A horse race is a contest between horses for speed. The horses may be ridden by jockeys or they may pull sulkies and their drivers. In either case, there is usually organized betting. For instance, you can bet on which horse will win the race. The political press will also be covering the race, charting its position. However, critics of horse race coverage sound the usual condemnations of the genre. Here’s what you should know about horse races.
There are many factors to consider when betting on horse races. Most flat races require a horse to have a purebred sire and dam. The exception is steeplechases, which do not require pedigree information. Harness racing requires a pure Standardbred dam and sire. The weight of the horse and the jockey will influence how well it performs.

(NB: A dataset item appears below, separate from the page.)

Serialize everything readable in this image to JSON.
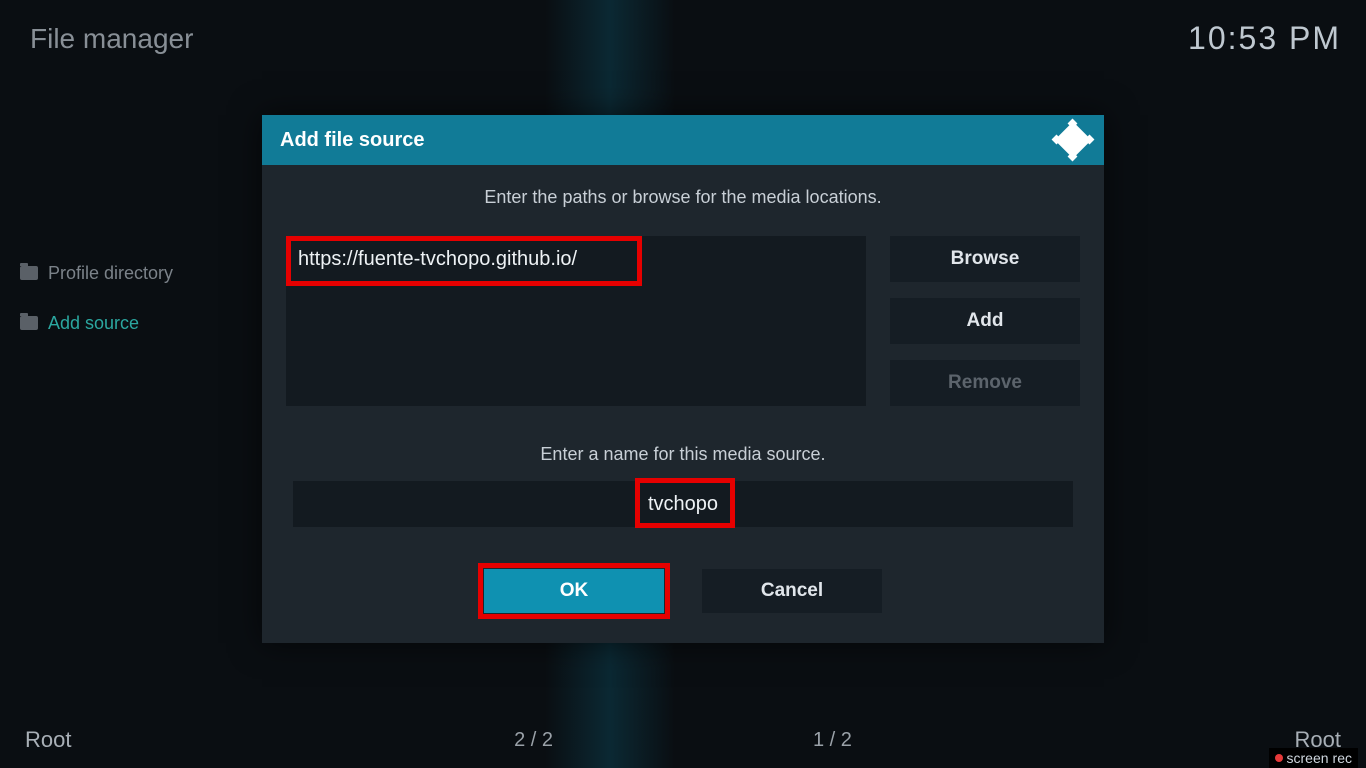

The horse’s gender, post position, and jockey may also affect its performance.
If a horse has more than one owner, it is considered a public-race horse. If the horse belongs to multiple owners, it will be eligible for a prize pool. A public trainer accepts horses from multiple owners. In addition to that, he will also accept horses from multiple owners. A horse is eligible for a purse if it is not owned by the jockey. There are a few things to know before betting on a horse race.
The horse race metaphor has many advantages, including being more objective than the election polls. First, it gives voters a window to inside politics. Second, it focuses the attention of readers on particular races, rather than a broad range of candidates. Without the horse race metaphor, election coverage would become a boring series of policy white papers. Finally, horse race metaphors are often a good thing for political journalism. In many cases, it can also lead to a focus on the candidate’s image and character, rather than their substance.

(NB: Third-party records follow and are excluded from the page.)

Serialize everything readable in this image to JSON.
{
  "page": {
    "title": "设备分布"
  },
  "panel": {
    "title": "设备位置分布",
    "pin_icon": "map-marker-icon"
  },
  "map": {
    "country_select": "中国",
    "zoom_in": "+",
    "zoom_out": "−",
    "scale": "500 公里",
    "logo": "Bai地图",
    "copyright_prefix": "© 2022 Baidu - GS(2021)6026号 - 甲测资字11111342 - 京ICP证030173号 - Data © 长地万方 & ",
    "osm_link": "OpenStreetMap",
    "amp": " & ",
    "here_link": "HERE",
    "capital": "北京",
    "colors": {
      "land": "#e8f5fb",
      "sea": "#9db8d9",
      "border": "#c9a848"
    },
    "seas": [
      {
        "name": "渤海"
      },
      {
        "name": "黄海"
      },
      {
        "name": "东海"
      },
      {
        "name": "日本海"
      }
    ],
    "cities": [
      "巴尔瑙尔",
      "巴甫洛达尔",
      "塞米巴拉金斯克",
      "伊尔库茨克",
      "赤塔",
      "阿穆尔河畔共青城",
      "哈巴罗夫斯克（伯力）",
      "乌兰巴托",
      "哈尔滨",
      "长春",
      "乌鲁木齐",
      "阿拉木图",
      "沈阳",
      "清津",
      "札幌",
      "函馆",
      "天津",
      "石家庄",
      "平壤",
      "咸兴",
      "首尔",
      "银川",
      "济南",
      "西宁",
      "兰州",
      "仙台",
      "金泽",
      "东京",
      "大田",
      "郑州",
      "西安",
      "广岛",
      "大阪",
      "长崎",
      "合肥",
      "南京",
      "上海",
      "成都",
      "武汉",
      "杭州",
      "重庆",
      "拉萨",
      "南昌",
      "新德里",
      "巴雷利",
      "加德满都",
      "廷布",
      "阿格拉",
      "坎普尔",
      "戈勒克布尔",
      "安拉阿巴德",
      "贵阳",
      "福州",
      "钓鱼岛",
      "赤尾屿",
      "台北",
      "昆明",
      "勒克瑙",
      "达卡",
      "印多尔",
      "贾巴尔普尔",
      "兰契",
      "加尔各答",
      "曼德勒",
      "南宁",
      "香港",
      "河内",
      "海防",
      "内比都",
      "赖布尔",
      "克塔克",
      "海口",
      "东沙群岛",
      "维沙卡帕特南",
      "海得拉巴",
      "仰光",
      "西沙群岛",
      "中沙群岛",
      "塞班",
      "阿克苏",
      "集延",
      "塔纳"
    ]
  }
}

In the early days of horse racing, the races were often match races where owners provided the purse and the winner forfeited half or the entire purse if they withdrawn. A rule that encouraged wagering was established, and the first matches were run in 1651. The reign of Louis XIV (1643-1715 saw the popularity of gambling-based horse racing. He also organized a jockey club and imposed regulations regarding racing. Among the rules of racing was the requirement of certificates of origin and extra weight for foreign horses.

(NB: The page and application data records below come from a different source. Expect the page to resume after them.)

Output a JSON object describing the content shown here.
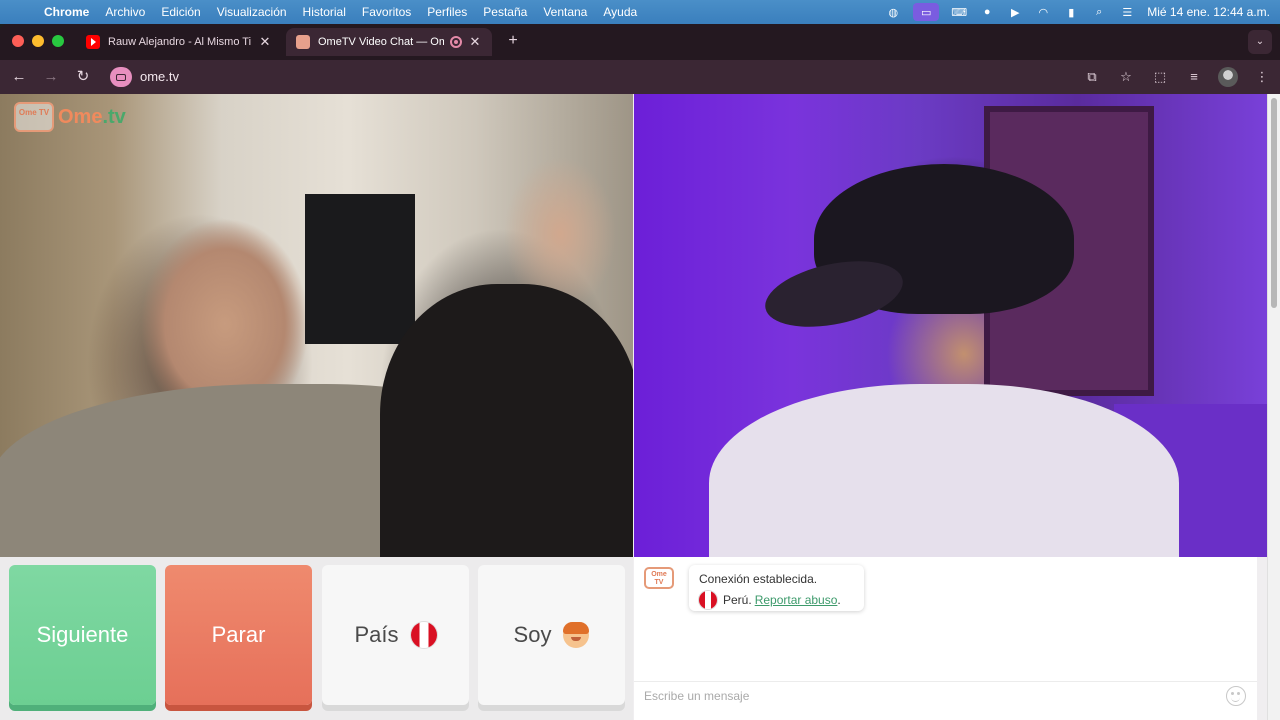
{
  "menubar": {
    "app_name": "Chrome",
    "items": [
      "Archivo",
      "Edición",
      "Visualización",
      "Historial",
      "Favoritos",
      "Perfiles",
      "Pestaña",
      "Ventana",
      "Ayuda"
    ],
    "clock": "Mié 14 ene.  12:44 a.m."
  },
  "tabs": [
    {
      "title": "Rauw Alejandro - Al Mismo Ti",
      "icon": "youtube-icon",
      "active": false
    },
    {
      "title": "OmeTV Video Chat — Ome",
      "icon": "ometv-icon",
      "active": true
    }
  ],
  "address_bar": {
    "url": "ome.tv"
  },
  "site": {
    "logo_text": "Ome",
    "logo_suffix": ".tv",
    "logo_badge": "Ome TV"
  },
  "controls": {
    "next_label": "Siguiente",
    "stop_label": "Parar",
    "country_label": "País",
    "country_flag": "peru-flag-icon",
    "gender_label": "Soy",
    "gender_icon": "boy-emoji-icon"
  },
  "chat": {
    "status_message": "Conexión establecida.",
    "country_name": "Perú.",
    "report_link": "Reportar abuso",
    "report_suffix": ".",
    "input_placeholder": "Escribe un mensaje"
  },
  "colors": {
    "next_button": "#6ccf92",
    "stop_button": "#e6705a",
    "link": "#3d9a6b",
    "tab_bar": "#241820",
    "toolbar": "#3b2734"
  }
}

The decision of Tasker to enter Selima in a race that would prove historically significant sparked a flamboyant response in the Maryland region. Many Maryland horse owners felt their racing was superior to Virginia’s and their neighbors disapproved of this attitude. Since the two colonies had long been at war, the Selima’s entry took on symbolic importance. That’s how the horse race came to be named the Blooded Horses of Colonial Days.